→ YOUR GOAL:
Look through the entries below and show every line containing the word "JSON".

→ RECORD EXTRACTS:
#####

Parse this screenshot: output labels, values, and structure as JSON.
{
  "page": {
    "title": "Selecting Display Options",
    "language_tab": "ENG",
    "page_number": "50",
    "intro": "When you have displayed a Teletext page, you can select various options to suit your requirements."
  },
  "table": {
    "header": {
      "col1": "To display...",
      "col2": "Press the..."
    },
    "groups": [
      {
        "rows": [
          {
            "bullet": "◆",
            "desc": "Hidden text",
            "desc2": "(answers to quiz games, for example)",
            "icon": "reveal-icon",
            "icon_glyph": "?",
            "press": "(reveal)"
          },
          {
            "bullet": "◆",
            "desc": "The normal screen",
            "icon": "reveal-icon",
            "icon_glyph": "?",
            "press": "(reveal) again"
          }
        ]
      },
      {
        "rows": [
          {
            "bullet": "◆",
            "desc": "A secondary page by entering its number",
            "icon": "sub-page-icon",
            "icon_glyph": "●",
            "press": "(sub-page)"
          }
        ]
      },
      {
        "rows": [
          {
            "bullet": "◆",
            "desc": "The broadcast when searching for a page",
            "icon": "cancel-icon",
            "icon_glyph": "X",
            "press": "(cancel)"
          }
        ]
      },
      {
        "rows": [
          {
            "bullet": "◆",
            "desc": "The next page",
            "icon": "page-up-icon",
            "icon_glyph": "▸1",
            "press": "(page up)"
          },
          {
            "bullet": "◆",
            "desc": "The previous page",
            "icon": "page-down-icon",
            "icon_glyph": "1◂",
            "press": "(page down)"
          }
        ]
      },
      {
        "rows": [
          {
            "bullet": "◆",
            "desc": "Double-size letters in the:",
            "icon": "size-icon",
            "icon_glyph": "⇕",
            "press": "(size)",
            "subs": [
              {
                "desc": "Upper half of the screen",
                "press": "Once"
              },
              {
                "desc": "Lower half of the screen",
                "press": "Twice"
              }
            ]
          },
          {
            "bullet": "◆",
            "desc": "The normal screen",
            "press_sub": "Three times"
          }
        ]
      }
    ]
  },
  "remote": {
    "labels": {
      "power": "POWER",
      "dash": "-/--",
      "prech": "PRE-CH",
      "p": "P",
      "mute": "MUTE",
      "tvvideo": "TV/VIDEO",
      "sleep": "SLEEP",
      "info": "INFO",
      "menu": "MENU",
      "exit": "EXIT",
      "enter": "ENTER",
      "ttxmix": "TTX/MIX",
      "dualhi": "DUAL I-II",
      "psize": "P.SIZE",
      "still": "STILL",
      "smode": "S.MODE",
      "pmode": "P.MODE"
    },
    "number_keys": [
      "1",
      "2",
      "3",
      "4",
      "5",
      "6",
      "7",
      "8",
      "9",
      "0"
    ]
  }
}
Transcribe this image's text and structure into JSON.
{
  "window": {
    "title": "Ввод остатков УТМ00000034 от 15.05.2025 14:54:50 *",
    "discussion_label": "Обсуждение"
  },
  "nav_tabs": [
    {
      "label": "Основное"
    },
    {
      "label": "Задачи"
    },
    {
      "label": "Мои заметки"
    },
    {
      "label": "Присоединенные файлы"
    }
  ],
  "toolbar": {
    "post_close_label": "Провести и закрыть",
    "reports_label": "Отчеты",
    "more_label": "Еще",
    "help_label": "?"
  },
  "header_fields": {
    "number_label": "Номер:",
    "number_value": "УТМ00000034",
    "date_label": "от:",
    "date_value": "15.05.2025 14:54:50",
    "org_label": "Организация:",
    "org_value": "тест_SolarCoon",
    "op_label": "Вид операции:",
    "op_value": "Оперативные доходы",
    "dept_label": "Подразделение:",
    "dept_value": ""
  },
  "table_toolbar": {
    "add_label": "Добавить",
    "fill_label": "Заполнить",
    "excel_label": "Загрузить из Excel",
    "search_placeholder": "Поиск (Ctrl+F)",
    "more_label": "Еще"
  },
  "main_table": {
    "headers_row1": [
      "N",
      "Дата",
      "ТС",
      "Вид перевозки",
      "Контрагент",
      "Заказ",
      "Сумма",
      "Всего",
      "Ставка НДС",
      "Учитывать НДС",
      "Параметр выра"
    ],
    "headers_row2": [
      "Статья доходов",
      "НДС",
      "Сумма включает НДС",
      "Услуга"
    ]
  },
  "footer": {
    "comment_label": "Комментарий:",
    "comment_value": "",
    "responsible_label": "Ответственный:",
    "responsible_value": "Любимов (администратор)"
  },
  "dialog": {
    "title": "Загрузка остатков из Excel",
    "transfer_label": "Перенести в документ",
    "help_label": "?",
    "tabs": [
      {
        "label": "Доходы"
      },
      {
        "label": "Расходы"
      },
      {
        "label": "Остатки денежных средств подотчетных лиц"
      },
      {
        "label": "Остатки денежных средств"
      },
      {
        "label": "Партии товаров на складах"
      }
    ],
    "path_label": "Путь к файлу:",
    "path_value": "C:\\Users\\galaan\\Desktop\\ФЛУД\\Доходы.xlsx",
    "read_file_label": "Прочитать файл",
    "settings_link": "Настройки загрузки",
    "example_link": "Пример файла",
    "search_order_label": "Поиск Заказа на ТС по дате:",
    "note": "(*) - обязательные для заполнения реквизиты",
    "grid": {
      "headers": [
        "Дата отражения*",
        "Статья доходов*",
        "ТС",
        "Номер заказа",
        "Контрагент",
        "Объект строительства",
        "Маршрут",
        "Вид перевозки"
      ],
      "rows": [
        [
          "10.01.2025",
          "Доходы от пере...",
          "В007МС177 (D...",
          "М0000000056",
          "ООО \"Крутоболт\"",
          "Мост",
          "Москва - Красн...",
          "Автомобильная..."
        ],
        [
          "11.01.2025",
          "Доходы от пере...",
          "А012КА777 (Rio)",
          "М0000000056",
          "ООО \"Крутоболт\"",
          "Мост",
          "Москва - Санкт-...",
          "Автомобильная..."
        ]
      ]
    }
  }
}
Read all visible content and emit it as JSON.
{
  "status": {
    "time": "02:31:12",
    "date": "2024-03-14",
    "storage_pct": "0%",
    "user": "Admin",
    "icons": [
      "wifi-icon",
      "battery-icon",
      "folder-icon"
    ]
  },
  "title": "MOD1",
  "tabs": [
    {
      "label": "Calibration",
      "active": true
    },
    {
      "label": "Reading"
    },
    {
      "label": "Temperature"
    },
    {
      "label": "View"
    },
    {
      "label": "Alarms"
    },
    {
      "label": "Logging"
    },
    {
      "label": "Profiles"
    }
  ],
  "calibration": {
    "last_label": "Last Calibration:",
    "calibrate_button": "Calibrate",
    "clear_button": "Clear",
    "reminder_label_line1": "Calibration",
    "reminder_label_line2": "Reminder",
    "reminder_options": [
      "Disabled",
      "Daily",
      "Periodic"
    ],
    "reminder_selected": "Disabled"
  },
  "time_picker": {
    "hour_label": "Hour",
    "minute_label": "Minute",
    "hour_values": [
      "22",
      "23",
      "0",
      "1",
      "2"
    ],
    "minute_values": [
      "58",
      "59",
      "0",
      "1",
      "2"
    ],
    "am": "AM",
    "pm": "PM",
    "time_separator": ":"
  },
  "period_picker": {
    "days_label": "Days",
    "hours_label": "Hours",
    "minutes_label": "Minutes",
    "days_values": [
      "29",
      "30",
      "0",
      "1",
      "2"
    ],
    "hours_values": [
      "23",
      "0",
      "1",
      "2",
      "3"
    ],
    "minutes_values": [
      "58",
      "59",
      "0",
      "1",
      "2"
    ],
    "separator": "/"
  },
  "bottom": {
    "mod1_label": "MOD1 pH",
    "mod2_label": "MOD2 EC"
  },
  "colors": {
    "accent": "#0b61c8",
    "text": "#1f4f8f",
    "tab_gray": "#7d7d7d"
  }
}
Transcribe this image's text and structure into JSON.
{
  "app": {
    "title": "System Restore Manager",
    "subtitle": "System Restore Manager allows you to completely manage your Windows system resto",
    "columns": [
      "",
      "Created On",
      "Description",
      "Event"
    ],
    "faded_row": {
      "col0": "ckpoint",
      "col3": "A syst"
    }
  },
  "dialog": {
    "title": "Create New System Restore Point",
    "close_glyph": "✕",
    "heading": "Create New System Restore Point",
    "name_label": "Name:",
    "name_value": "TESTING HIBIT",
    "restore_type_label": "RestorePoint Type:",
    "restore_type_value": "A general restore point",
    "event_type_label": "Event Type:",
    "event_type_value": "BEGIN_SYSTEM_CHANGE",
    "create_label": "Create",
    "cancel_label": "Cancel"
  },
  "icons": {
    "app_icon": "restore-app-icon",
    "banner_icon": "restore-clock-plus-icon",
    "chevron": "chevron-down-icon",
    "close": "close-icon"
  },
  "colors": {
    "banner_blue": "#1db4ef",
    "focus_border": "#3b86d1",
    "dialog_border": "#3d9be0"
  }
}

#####

→ OUTPUT OF THE TASK:
Parse this screenshot: output labels, values, and structure as JSON.
Transcribe this image's text and structure into JSON.
Read all visible content and emit it as JSON.
Transcribe this image's text and structure into JSON.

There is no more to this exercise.